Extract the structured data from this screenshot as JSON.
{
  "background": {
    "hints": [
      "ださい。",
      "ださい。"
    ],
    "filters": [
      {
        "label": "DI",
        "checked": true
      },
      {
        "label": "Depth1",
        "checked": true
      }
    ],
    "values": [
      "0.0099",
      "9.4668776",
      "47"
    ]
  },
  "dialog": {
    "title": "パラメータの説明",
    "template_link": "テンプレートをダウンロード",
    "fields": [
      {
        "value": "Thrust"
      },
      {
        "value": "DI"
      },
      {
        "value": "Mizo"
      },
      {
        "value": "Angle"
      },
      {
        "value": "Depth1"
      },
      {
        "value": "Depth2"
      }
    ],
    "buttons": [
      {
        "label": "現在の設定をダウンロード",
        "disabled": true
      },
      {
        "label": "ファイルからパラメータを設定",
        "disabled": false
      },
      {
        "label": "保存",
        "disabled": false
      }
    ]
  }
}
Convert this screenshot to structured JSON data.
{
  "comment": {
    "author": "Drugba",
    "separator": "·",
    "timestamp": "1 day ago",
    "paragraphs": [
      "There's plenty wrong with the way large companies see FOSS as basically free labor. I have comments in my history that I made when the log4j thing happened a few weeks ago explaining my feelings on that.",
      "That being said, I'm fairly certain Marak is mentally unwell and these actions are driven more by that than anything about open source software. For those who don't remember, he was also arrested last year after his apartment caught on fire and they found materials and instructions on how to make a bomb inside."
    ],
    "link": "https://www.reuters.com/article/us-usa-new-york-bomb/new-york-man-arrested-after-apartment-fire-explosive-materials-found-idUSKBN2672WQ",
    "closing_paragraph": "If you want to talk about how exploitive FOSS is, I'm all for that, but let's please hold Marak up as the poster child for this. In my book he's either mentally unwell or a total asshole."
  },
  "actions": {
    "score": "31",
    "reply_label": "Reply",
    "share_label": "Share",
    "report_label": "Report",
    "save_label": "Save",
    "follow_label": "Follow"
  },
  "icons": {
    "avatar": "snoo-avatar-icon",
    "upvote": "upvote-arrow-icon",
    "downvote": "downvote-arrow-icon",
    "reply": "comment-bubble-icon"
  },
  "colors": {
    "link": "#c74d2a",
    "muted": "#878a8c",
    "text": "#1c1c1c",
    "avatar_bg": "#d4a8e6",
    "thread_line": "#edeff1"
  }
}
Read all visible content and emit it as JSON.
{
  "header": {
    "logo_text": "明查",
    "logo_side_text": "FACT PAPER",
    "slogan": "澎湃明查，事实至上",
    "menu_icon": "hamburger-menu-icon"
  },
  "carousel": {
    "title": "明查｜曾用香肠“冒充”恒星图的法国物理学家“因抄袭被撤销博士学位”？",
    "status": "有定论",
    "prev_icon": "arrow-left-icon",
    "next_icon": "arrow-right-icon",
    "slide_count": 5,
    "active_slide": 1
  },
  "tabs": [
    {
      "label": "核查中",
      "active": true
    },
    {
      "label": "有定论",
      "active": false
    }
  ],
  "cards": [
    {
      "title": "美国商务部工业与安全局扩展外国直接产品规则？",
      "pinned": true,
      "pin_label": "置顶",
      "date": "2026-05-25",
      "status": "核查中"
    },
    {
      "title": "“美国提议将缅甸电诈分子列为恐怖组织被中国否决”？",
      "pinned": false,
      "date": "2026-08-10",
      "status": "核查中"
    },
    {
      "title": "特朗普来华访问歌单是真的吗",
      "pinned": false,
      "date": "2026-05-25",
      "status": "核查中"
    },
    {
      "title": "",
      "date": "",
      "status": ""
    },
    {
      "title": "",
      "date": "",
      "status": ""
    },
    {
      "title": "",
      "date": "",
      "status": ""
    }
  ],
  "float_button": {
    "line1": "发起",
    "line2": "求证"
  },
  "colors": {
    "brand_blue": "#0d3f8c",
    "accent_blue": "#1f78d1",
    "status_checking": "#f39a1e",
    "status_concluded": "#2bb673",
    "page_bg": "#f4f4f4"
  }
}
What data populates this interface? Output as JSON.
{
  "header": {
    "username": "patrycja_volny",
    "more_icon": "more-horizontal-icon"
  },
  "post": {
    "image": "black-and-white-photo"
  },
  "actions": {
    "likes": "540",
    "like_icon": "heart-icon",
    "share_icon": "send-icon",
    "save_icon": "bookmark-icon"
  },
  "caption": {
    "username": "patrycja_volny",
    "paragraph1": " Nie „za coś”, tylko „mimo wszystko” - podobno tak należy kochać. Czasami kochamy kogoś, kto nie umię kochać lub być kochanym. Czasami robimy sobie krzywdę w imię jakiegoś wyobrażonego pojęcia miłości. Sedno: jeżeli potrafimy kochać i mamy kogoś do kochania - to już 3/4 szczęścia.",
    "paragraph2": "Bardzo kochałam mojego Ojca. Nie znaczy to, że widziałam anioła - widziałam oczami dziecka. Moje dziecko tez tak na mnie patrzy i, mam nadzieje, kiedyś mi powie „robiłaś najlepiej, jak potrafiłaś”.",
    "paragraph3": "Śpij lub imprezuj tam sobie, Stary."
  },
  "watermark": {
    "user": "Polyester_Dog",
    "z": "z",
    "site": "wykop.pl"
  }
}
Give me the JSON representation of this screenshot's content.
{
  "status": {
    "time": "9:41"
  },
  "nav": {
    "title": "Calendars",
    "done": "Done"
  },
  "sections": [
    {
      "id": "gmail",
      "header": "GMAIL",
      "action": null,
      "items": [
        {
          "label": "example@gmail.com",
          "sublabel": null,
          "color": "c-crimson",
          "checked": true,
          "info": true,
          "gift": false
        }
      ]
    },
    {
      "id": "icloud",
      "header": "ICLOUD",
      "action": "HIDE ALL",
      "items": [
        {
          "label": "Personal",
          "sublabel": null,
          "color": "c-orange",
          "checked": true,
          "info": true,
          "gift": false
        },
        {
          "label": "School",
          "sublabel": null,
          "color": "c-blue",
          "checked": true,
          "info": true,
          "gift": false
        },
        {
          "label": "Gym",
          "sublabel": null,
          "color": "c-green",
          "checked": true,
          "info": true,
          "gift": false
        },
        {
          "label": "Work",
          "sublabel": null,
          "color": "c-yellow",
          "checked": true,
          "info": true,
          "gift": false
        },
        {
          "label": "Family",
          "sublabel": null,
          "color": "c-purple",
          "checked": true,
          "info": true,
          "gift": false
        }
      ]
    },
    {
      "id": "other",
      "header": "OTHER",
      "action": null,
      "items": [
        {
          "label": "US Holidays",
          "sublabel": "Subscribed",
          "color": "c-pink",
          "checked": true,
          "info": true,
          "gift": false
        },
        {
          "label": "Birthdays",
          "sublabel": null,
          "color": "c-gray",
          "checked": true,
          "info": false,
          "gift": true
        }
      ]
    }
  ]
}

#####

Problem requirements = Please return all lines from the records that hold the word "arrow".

Response box =
    "upvote": "upvote-arrow-icon",
    "downvote": "downvote-arrow-icon",
    "prev_icon": "arrow-left-icon",
    "next_icon": "arrow-right-icon",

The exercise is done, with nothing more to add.